‘Tis the season for ups and downs and roller coaster rides in the world of weather. It's October! October is one of those "transition months", if you will. It's a month where it's still fair game to see thunderstorms and warm temperatures, but where snow can also make an appearance. And indeed, this month seems to be no different.
For starters, **snow** has already graced the peak of Mount Washington on Monday morning. Just about an inch of new snow/sleet fell, with enough stick to make a mini-snowman! Really! Here's the photo of the day from Mt Washington Observatory (below). Remember, Mt. Washington's summit is at elevation 6,288' and tends to see much different weather like this as compared to the valleys.
and a photo from an old college friend (and snow lover, I might add) who was in his glory at the Mount Washington Observatory Monday. (below)
Now on that note, the rest of this week, we'll be talking about warmer than average temperatures as a push of warm, moist air moves in from the southern Gulf states by midweek. This, oh by the way, will bring enough "oomph" to create a few thunderstorms around the northeast... Temperatures will not be quite at record warmth (most daily records stand in the lower 80s for this time of year in our region), but we will make a solid run at the lower and mid 70s by Wednesday and Thursday!
Then the ride continues by the Columbus Day holiday. As it looks right now (Monday evening), and this is something that I saw as a possibility late last week in the weather models, a push of rather cold air will dig down across the northern central US by late this week, and make a crawl toward our region by Sunday and Columbus Day Monday. Temperatures in the middle atmosphere will fall easily below freezing, gracing our mountain tops with sub-freezing conditions (and if any moisture is around, potentially a little SNOW?! We'll see there... no promises yet). And it looks like the valley locales will take a swing into the 40s and 50s for daytime temperatures, while 30s are common at night.
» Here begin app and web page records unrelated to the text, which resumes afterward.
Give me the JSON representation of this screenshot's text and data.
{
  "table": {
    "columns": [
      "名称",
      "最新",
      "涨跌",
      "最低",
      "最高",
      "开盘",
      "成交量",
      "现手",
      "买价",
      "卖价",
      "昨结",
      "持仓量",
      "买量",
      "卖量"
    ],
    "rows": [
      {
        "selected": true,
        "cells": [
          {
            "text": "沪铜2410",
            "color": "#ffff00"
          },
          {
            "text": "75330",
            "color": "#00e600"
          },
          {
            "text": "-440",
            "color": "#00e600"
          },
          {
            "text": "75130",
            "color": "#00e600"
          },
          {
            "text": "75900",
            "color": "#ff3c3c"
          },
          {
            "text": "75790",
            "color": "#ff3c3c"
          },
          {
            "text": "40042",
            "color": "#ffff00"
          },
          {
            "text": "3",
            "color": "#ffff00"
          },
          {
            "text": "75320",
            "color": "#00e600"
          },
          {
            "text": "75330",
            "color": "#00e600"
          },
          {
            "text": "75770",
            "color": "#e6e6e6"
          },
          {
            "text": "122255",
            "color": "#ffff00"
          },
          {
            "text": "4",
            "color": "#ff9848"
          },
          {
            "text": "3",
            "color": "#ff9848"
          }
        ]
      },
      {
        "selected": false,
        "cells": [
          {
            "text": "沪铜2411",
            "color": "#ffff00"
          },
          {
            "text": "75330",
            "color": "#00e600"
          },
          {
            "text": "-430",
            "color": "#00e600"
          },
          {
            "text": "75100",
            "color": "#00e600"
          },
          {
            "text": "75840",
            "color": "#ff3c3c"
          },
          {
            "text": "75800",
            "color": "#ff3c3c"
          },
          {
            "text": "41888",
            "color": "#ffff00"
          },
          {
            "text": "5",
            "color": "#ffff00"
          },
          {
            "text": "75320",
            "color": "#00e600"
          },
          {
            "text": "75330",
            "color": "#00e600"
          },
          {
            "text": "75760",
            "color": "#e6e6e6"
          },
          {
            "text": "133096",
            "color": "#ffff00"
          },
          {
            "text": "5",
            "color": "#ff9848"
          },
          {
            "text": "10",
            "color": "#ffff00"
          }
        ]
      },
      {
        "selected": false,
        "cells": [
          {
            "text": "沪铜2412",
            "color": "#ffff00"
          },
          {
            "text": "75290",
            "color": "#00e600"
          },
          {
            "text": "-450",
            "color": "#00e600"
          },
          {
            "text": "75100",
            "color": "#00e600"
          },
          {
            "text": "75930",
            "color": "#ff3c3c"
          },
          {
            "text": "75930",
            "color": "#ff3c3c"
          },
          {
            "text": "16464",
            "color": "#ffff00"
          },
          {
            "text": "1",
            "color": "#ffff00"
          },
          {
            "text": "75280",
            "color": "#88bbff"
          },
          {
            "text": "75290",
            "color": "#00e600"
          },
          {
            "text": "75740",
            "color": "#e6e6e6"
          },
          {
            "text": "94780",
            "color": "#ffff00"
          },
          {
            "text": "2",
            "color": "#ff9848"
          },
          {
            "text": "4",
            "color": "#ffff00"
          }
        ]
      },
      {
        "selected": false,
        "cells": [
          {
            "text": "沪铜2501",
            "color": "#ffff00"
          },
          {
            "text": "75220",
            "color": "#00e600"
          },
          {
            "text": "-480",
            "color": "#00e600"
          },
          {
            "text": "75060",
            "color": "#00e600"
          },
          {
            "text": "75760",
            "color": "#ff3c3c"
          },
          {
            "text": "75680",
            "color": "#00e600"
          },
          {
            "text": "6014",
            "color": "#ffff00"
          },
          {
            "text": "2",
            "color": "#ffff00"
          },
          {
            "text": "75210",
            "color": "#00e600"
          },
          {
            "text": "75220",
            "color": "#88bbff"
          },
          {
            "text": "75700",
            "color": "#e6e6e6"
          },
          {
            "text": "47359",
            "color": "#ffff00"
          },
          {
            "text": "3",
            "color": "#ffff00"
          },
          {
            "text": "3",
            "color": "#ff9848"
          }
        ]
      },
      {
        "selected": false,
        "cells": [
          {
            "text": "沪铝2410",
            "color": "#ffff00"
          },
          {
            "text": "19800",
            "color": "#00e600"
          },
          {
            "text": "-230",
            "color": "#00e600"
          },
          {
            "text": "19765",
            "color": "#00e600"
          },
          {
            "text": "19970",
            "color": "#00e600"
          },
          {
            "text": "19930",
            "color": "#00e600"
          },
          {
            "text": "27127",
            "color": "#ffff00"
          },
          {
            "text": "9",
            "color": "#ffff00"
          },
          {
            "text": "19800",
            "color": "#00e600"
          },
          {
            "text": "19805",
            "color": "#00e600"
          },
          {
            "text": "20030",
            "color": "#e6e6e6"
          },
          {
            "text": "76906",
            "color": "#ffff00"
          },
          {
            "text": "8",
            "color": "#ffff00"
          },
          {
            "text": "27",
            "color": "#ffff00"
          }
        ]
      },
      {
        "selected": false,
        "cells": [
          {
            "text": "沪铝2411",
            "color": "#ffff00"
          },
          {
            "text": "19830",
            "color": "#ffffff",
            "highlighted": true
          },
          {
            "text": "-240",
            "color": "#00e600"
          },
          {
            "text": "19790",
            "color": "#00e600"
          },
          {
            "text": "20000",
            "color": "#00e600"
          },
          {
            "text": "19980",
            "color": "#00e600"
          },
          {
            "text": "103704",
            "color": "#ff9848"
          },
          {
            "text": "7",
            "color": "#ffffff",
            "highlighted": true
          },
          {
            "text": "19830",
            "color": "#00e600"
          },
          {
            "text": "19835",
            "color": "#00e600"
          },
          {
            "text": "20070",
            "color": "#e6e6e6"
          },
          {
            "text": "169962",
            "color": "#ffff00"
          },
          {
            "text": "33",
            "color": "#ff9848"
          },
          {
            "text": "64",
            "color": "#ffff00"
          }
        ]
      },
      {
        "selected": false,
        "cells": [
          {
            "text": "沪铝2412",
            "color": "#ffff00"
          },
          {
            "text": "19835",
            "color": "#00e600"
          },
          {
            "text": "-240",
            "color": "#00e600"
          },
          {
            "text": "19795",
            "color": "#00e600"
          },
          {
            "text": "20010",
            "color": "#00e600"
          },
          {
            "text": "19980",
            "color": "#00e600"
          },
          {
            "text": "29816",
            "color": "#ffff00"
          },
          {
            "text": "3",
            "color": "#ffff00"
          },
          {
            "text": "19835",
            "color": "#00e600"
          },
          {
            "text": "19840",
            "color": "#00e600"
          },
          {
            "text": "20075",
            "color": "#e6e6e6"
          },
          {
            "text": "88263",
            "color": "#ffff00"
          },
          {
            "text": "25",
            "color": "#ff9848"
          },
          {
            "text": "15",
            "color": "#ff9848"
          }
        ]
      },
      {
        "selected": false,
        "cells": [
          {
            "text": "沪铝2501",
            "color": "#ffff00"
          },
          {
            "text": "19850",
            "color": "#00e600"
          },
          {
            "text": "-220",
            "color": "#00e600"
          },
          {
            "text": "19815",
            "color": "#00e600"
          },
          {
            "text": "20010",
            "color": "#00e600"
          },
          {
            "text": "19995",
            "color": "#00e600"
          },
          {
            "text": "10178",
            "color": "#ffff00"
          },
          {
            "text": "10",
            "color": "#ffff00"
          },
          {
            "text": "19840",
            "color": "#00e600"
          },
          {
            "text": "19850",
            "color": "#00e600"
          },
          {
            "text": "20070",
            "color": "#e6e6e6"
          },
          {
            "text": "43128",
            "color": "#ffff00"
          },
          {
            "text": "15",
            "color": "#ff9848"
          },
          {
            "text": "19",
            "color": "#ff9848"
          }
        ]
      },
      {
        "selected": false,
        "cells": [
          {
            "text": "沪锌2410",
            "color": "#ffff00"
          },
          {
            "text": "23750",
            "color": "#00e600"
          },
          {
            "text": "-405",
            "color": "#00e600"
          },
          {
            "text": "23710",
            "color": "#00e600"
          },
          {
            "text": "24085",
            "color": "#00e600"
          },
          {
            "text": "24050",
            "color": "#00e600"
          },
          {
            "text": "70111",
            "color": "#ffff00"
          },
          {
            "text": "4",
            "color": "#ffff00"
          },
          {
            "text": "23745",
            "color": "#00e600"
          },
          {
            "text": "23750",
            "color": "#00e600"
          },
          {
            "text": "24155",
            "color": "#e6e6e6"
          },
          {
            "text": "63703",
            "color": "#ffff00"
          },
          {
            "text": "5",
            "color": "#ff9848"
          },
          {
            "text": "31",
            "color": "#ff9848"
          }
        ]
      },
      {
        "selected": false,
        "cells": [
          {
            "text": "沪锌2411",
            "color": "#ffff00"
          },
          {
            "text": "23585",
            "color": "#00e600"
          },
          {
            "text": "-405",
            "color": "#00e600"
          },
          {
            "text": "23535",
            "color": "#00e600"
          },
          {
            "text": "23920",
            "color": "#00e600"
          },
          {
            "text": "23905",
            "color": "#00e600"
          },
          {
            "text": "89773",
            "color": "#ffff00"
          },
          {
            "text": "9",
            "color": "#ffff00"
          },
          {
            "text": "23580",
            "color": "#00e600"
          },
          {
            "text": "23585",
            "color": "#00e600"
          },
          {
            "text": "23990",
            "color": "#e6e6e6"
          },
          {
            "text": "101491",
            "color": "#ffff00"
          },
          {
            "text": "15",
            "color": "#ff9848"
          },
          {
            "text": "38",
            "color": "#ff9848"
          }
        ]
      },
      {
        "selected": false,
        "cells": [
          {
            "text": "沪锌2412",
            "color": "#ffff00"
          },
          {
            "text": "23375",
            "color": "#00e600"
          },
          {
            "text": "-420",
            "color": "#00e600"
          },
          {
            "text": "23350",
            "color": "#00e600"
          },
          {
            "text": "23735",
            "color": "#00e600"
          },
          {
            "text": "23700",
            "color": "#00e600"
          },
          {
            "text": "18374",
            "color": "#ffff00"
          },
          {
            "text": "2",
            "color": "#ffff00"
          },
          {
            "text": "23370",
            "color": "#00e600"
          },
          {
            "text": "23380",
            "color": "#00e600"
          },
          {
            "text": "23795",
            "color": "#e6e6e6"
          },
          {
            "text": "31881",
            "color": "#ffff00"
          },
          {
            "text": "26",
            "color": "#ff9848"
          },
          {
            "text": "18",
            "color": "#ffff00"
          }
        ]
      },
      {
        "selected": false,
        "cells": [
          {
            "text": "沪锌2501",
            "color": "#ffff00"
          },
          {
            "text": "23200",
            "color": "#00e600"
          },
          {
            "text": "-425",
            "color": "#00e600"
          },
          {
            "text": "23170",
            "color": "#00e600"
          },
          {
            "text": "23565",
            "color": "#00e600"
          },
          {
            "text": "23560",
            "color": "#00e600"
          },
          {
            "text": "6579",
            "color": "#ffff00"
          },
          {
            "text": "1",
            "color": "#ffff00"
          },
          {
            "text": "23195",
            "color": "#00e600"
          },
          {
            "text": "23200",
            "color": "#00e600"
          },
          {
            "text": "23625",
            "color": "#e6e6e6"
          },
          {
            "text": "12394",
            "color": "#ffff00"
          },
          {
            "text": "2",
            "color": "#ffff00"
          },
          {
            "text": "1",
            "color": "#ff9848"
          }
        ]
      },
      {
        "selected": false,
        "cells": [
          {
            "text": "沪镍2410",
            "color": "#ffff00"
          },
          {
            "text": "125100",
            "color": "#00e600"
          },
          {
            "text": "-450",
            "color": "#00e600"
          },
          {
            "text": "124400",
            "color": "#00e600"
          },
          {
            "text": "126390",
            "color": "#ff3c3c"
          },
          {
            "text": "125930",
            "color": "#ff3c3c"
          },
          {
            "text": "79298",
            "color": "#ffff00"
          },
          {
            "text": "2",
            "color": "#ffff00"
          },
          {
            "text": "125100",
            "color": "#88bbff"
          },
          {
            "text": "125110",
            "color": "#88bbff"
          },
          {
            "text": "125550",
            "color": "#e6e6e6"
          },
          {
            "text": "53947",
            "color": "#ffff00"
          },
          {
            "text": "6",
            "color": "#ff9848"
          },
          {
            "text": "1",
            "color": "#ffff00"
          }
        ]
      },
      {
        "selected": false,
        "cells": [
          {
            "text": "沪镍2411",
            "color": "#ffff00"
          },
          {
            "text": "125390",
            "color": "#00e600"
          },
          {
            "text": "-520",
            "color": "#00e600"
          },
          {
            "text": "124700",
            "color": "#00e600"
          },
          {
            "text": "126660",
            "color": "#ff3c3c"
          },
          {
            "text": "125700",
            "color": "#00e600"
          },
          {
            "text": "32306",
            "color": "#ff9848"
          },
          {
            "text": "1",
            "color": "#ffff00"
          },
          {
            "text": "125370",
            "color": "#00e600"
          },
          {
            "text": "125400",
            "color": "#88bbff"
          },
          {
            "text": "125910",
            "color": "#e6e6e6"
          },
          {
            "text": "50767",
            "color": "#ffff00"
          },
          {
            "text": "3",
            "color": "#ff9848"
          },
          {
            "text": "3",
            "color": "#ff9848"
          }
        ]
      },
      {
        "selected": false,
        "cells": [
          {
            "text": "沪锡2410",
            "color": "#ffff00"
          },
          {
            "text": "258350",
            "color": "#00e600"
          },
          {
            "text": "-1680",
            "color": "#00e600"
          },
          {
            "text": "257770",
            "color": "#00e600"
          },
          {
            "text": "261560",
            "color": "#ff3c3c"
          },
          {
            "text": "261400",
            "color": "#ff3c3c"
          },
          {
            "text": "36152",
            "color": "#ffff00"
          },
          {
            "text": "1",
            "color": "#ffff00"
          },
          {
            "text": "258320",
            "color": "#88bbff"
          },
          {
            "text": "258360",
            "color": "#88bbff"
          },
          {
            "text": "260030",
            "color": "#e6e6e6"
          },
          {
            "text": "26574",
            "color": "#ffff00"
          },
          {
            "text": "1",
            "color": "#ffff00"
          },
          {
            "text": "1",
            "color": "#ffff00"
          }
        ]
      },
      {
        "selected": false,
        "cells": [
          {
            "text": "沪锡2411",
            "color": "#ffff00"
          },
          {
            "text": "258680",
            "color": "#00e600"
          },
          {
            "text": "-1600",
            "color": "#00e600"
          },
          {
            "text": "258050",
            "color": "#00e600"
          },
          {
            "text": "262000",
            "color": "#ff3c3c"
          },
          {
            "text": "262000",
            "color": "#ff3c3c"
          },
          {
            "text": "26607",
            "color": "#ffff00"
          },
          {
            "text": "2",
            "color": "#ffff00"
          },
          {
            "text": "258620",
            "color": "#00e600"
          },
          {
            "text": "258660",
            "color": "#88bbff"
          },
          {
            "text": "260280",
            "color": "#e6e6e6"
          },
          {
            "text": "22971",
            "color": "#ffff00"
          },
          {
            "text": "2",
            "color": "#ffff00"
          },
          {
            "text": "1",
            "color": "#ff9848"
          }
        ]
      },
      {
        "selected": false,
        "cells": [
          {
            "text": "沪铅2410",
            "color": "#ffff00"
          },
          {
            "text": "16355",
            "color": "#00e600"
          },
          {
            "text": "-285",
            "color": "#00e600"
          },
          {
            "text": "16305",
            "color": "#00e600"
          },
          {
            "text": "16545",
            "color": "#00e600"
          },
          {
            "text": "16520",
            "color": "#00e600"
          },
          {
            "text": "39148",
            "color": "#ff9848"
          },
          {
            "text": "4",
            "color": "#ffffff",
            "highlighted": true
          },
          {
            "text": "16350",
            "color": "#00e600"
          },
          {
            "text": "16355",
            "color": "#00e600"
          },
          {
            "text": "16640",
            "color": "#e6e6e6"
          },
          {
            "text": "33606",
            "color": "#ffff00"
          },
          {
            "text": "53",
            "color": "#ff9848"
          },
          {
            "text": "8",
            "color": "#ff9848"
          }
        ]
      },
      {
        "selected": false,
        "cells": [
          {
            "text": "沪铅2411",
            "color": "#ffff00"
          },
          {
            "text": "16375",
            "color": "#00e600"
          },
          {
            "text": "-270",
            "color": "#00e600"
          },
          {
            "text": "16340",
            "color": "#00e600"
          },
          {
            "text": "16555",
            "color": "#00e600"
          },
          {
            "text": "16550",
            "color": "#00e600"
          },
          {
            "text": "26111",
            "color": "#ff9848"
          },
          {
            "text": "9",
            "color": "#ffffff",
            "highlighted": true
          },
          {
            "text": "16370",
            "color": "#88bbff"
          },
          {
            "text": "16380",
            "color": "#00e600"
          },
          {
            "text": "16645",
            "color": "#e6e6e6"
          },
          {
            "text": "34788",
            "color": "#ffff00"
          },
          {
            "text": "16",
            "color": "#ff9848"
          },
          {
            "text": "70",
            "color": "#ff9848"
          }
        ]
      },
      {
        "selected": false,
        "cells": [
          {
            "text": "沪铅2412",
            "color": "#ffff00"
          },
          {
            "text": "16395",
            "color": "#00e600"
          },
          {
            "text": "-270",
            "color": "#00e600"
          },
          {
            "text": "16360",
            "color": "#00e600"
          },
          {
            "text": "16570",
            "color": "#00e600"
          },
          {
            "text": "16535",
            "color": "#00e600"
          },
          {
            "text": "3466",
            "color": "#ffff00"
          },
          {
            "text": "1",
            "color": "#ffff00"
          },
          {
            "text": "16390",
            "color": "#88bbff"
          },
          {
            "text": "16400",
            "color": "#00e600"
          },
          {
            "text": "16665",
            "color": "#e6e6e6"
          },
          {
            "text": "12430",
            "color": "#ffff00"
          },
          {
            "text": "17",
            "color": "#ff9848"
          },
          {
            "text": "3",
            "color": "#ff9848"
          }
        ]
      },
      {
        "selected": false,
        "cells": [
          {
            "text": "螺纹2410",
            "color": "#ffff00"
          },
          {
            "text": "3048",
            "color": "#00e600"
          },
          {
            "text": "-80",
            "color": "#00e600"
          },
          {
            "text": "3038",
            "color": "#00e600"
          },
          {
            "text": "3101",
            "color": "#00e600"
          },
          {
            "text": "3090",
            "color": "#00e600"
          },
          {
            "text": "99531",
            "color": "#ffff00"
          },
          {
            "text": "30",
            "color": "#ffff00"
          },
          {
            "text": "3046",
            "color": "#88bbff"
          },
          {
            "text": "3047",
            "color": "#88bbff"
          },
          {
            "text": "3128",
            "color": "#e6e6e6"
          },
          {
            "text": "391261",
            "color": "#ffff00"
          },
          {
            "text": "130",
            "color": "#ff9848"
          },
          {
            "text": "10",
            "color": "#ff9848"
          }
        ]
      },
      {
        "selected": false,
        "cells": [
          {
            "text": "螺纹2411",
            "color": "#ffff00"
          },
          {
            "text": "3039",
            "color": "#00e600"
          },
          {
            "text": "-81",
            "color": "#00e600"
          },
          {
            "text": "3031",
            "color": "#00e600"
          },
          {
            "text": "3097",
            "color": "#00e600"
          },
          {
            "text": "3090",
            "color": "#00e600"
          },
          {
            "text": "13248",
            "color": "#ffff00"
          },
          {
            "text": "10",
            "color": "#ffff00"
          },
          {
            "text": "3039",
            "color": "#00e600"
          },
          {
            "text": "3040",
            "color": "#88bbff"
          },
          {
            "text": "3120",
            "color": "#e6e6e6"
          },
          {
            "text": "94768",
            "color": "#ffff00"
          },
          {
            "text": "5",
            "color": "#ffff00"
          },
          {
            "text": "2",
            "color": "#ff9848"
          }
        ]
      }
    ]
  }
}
It's all a matter of balance. The ups and downs are typical, and it all averages out! It comes with the territory of living in the northeast, particularly New England and update New York. As we head into October, take a looks at where the "average" temperatures tend to go. Naturally, we get colder as days get shorter and nights get longer. And oh yes, need I remind you, we can definitely get snow in October in the valleys (as happened last year, and the year before that! ) See the 6-14 day outlook in the video above.
This blog is more of the 1 month extended outlook. The Climate Prediction Center still has the entire northeast in a warmer than average streak right through the end of the year. See meteorologist Steve Glazier's blog on that by clicking here- you'll learn more about the past 18 months of ABOVE average temperatures in our region!